■ Dataset rows for apps and sites ■

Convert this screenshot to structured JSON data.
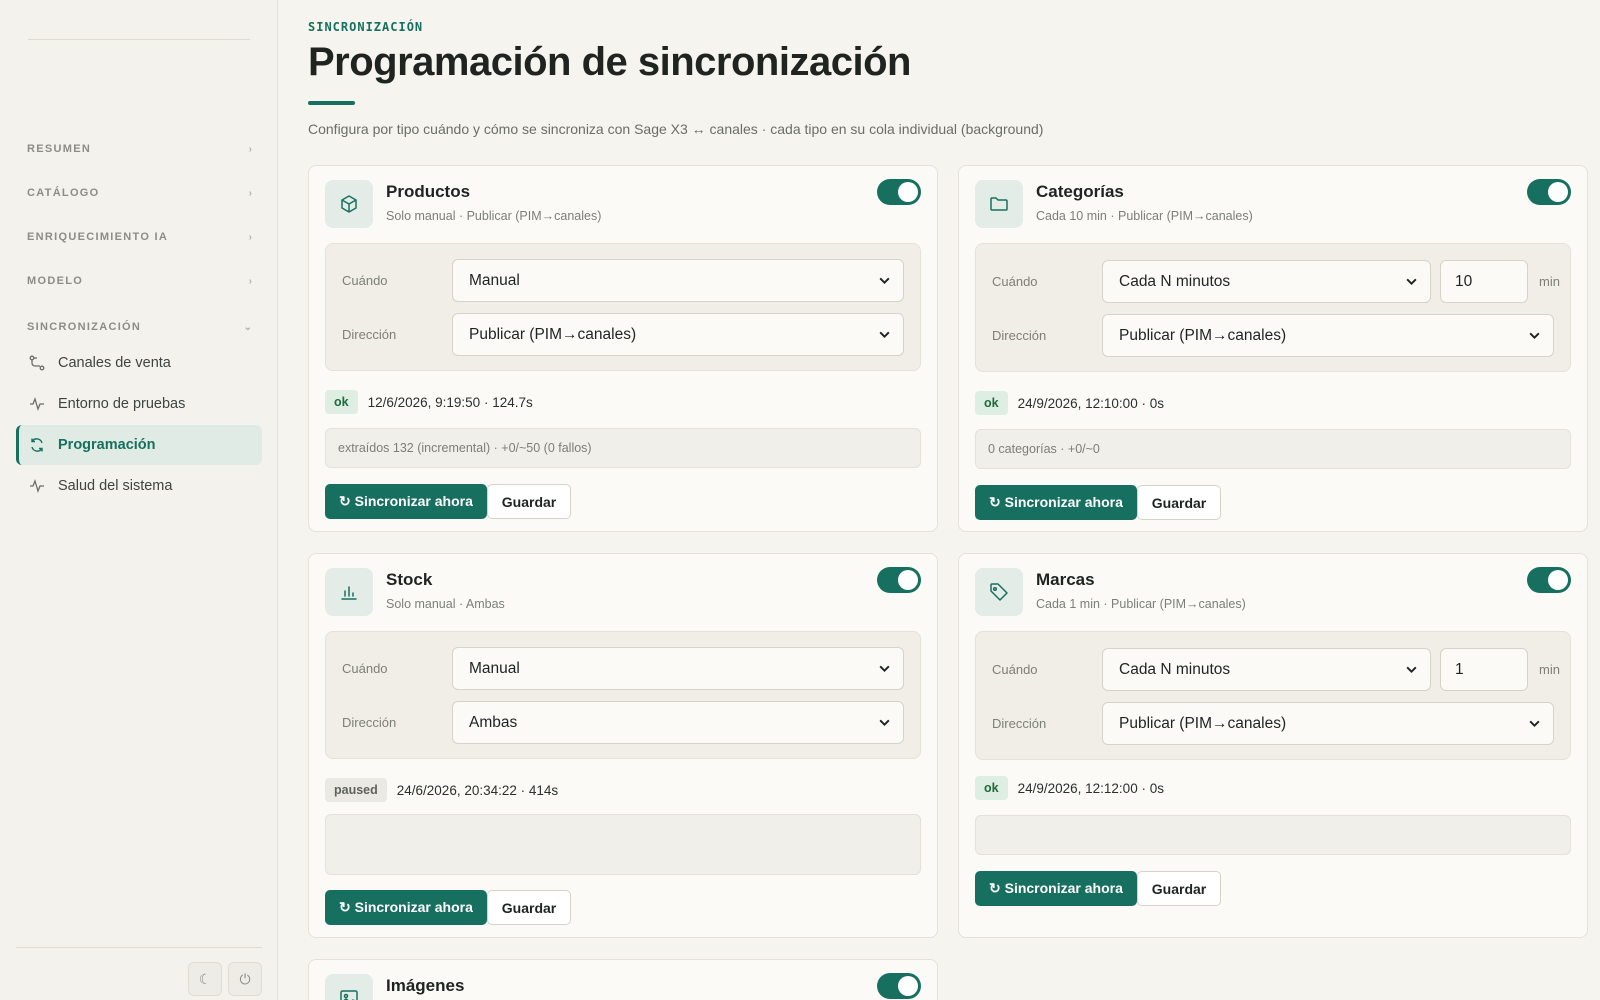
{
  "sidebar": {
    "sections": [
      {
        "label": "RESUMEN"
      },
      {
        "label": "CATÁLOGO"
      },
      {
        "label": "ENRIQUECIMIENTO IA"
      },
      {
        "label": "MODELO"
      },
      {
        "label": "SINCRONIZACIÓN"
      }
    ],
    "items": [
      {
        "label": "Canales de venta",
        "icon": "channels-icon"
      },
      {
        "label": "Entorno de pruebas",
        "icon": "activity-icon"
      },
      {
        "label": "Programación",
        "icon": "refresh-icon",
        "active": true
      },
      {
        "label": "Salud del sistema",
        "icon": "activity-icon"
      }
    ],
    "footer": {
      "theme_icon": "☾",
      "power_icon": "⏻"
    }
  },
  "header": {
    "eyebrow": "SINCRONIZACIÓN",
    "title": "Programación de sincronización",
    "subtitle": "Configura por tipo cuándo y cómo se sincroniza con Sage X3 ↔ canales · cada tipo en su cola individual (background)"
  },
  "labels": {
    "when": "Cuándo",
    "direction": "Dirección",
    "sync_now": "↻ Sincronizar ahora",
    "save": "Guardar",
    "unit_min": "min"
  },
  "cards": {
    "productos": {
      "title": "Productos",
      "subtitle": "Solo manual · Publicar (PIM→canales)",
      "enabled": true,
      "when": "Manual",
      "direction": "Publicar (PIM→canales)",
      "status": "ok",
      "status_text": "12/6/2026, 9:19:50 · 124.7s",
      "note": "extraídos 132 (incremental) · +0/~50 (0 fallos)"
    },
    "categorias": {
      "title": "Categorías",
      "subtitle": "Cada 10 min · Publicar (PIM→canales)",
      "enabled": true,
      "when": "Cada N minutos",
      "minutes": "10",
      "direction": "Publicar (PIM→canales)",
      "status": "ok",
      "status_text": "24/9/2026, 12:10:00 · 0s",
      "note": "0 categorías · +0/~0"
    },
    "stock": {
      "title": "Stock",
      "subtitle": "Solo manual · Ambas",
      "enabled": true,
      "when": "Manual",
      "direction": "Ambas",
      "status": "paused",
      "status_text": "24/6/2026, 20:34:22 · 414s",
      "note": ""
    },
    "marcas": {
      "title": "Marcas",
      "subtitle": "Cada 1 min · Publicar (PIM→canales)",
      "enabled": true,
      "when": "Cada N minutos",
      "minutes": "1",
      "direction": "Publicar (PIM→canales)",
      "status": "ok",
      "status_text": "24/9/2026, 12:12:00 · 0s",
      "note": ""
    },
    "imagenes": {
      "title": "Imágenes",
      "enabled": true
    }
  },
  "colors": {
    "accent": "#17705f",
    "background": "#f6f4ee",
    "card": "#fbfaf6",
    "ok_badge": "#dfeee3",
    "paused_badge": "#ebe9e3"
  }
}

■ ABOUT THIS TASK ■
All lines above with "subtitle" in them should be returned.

■ SOLUTION FOR THIS PROBLEM ■
    "subtitle": "Configura por tipo cuándo y cómo se sincroniza con Sage X3 ↔ canales · cada tipo en su cola individual (background)"
      "subtitle": "Solo manual · Publicar (PIM→canales)",
      "subtitle": "Cada 10 min · Publicar (PIM→canales)",
      "subtitle": "Solo manual · Ambas",
      "subtitle": "Cada 1 min · Publicar (PIM→canales)",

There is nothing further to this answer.